Updated: Dec 5, 2021
Unless you lived through the folk music times starting in the forties, you may or may not have heard of Jean Ritchie. When I started the research for Pluck, I knew her name, but almost nothing about her.
Jean Ritchie passed away at age 92 in 2015, but she is still known as the "Mother of Folk Music" thanks to her seven decade career as a performer, songwriter, "song catcher" and teacher, all in service of sharing her love of the mountain dulcimer. Jean Ritchie appears occasionally throughout David's biography to support one of the themes of book--that "like things vibrate alike". Her amazing career is too long and rich to chronicle in just a blog post, but if you are interested in either the mountain dulcimer specifically or folk music in general, all you have to do is google, "Jean Ritchie" like I did when I began, and you'll find plenty about this marvelous woman. Dulcimer players today and in the future owe her a huge debt of gratitude as do lovers of traditional music that is still being rediscovered today by artists young enough to be Jean Ritchie's great-grandchildren.
source: Lexington Herald-Leader, https://www.kentucky.com/entertainment/music-news-reviews/article44602842.html
Pluck takes note of two songs in particular of Jean's that bring to mind a connection with David Schnaufer.

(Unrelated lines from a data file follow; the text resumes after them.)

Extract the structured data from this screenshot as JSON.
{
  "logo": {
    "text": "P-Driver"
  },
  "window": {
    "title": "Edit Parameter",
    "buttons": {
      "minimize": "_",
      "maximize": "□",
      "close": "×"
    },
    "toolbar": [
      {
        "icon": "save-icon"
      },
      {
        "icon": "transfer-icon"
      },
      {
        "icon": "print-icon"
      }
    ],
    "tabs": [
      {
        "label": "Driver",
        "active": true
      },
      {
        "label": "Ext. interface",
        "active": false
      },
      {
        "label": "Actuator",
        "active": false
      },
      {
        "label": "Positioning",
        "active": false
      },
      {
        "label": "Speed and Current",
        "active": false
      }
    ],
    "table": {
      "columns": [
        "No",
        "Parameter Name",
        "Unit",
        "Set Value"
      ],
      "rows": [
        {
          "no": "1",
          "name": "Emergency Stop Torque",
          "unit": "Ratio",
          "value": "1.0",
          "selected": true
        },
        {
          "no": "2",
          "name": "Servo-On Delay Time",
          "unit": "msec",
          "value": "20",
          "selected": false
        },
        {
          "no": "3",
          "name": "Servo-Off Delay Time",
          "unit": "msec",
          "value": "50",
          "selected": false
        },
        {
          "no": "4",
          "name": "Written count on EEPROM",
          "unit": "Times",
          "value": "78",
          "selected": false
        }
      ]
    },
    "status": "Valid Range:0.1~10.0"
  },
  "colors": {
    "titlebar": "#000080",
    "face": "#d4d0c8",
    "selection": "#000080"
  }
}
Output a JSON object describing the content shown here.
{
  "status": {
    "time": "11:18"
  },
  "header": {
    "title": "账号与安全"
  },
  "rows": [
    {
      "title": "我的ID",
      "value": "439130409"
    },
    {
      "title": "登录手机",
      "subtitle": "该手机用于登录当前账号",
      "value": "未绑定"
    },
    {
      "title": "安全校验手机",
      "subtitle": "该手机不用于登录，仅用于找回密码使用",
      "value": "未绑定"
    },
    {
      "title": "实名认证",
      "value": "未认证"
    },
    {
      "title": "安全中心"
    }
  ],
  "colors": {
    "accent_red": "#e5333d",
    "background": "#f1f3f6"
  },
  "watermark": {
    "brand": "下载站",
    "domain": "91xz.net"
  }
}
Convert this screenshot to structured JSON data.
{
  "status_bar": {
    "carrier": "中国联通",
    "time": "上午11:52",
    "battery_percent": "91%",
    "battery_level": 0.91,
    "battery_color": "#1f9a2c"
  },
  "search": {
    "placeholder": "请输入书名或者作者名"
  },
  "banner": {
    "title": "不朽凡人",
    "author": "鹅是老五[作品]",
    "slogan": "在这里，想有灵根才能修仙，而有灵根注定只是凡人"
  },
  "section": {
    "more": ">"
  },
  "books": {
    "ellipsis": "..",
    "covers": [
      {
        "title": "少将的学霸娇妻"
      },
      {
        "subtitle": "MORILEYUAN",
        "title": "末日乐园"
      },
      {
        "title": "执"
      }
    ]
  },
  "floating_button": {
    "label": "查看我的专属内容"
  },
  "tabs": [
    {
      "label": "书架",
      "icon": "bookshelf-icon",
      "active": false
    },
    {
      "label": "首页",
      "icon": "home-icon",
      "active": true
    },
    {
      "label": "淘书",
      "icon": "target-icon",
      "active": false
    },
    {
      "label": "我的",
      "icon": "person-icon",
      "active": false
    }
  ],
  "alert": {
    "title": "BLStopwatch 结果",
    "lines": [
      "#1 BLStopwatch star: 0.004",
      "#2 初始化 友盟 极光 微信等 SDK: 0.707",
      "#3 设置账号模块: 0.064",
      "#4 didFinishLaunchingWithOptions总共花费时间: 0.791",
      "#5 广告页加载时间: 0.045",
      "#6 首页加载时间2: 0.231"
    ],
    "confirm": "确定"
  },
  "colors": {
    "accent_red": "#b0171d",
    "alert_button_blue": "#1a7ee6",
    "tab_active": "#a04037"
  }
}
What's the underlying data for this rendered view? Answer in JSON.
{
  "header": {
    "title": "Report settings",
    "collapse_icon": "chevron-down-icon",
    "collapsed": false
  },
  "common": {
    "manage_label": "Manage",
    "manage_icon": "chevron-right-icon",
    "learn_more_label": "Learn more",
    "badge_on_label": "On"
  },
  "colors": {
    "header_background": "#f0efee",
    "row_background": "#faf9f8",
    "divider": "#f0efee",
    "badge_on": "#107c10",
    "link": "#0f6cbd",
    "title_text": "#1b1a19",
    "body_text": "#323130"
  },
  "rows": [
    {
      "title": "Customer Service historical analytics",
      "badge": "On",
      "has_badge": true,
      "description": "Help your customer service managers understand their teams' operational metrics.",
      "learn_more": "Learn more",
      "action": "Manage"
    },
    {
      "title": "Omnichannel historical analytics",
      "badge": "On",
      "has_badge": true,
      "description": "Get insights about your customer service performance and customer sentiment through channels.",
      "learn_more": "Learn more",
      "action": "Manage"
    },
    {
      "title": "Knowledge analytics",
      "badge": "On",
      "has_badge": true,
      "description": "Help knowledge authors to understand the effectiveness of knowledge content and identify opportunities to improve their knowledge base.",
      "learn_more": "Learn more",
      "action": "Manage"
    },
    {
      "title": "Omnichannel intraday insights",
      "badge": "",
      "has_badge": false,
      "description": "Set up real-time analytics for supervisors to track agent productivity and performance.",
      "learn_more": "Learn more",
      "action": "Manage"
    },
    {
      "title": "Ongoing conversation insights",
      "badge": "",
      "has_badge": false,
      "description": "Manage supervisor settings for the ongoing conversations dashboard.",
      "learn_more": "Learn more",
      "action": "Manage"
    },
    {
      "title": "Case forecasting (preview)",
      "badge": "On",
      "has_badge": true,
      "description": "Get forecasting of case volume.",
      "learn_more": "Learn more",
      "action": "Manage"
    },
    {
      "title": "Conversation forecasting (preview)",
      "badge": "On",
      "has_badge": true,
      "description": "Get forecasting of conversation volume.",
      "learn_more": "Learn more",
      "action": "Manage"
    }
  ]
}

In Part 1, the vignette "1900 GALVESTON, TEXAS: DISASTERS OF THE NATURAL KIND" discusses the performance in the video below, Jean sings "The Mighty Day" with the New Lost City Ramblers about a hurricane that nearly destroyed Galveston, a place that was important to David growing up. The other song that I'll profile in a future blog post is Jean's famous song, "Nottamun Town".